[Y]our adversary the Devil, as a roaring lion, walketh about, seeking whom he may devour.
The vague yet troubling notion persists, voiced by preachers, pop novelists, reporters, and rock stars alike: that from Salem to San Francisco, the Devil has done a helluva lot of that roaring and walking about in the United States of America.
So you could practically hear Jack Chick screaming, “I told you so!” last week when news emerged that pro-abortion demonstrators in Austin had tried to drown out pro-lifers by chanting “Hail, Satan!”
Naturally, the liberal media that gave us the priceless expression “Fake but Accurate“ reacted as it always does when its comrades are caught doing or saying something insanely embarrassing and ridiculous.
Next: They admitted it happened but insisted it was exaggerated, ironic, done by “right-wing plants” or “taken out of context.”
Finally: They admitted it wasn”t exaggerated or taken out of context but insisted that it’s no big deal anyhow.
The Atlantic Wire”s Elspeth Reeve”whose reputation for unbiased, impartial accuracy is famously shaky“used the first two tactics while trying to defuse another report coming out of those same Austin demonstrations.

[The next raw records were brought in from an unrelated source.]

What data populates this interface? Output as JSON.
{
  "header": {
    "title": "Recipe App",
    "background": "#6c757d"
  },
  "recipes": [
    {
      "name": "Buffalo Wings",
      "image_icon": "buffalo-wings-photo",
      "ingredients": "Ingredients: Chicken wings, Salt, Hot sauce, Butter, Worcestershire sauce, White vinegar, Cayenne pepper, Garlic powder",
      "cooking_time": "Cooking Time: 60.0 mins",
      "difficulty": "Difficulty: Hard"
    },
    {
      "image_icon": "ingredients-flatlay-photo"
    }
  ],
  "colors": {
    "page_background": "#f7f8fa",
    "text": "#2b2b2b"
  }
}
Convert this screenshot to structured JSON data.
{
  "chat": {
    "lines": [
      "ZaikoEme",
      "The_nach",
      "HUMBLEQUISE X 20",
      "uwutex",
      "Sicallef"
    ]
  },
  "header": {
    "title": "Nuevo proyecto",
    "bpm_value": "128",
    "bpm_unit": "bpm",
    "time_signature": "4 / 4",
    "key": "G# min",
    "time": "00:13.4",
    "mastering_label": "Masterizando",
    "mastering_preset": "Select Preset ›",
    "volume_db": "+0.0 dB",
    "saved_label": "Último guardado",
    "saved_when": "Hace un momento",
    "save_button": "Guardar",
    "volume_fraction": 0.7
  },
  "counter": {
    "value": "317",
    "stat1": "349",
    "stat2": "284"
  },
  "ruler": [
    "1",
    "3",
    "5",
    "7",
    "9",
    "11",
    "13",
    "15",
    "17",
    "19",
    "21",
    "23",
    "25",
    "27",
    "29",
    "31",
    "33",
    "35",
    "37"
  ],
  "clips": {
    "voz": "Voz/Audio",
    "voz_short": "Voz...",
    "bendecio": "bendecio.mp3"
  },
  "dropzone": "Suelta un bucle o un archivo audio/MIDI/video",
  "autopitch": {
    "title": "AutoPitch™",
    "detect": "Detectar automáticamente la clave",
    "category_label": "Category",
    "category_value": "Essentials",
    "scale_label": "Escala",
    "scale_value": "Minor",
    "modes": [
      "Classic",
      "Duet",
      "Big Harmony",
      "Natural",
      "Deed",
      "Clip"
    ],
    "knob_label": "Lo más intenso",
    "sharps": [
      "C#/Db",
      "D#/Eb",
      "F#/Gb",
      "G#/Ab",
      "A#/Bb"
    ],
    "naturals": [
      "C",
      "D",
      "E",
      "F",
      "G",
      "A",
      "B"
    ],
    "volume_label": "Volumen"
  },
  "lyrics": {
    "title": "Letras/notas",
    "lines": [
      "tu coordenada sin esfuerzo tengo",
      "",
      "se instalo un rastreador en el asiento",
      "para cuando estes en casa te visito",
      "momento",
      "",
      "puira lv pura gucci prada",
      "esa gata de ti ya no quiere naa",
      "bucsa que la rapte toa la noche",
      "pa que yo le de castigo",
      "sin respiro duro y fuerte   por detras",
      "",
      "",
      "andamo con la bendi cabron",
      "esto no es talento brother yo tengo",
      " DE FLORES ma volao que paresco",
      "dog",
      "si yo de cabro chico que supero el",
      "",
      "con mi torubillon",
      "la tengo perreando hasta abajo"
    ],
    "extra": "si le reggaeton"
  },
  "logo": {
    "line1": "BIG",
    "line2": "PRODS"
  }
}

Reeve scolded “the conservative Internet” for spreading a “fake” photo showing a little girl standing outside the Texas legislature holding a pro-choice picket sign that read, “If I Wanted The Government In My Womb, I Would F*** A Senator!”
Shortly thereafter, Reeve was forced to admit in a correction: “The photo is real!” She felt obligated to opine that it was “gross.”
Normally at this juncture in meme evolution, lefties would be selling “Hail Satan!” T-shirts, buttons, and bumper stickers. Lorne Michaels would be trying to get Dana Carvey on the phone. A quickie, catchy pro-choice anthem embracing the phrase and sung “We Are the World”-style by Will Ferrell’s pals would”ve been posted at Funny or Die and gone viral.
Not this time.
At the height of all the #HailSatan hilarity on the left side of Twitter, a single thunderclap of a Tweet shut down the party pronto:
Unfortunate to see Satan’s name used in such a diabolical manner. Another example of what “Satanism” doesn”t represent. #HailSatan”—@UKChurchofSatan
It was that utterly breathtaking inclusion of the word “diabolical” that got me thinking like a liberal: that is, that the @UKChurchofSatan Twitter account had to be fake, set up specifically to mock the proceedings, in the tradition of “Clint’s Empty Chair.”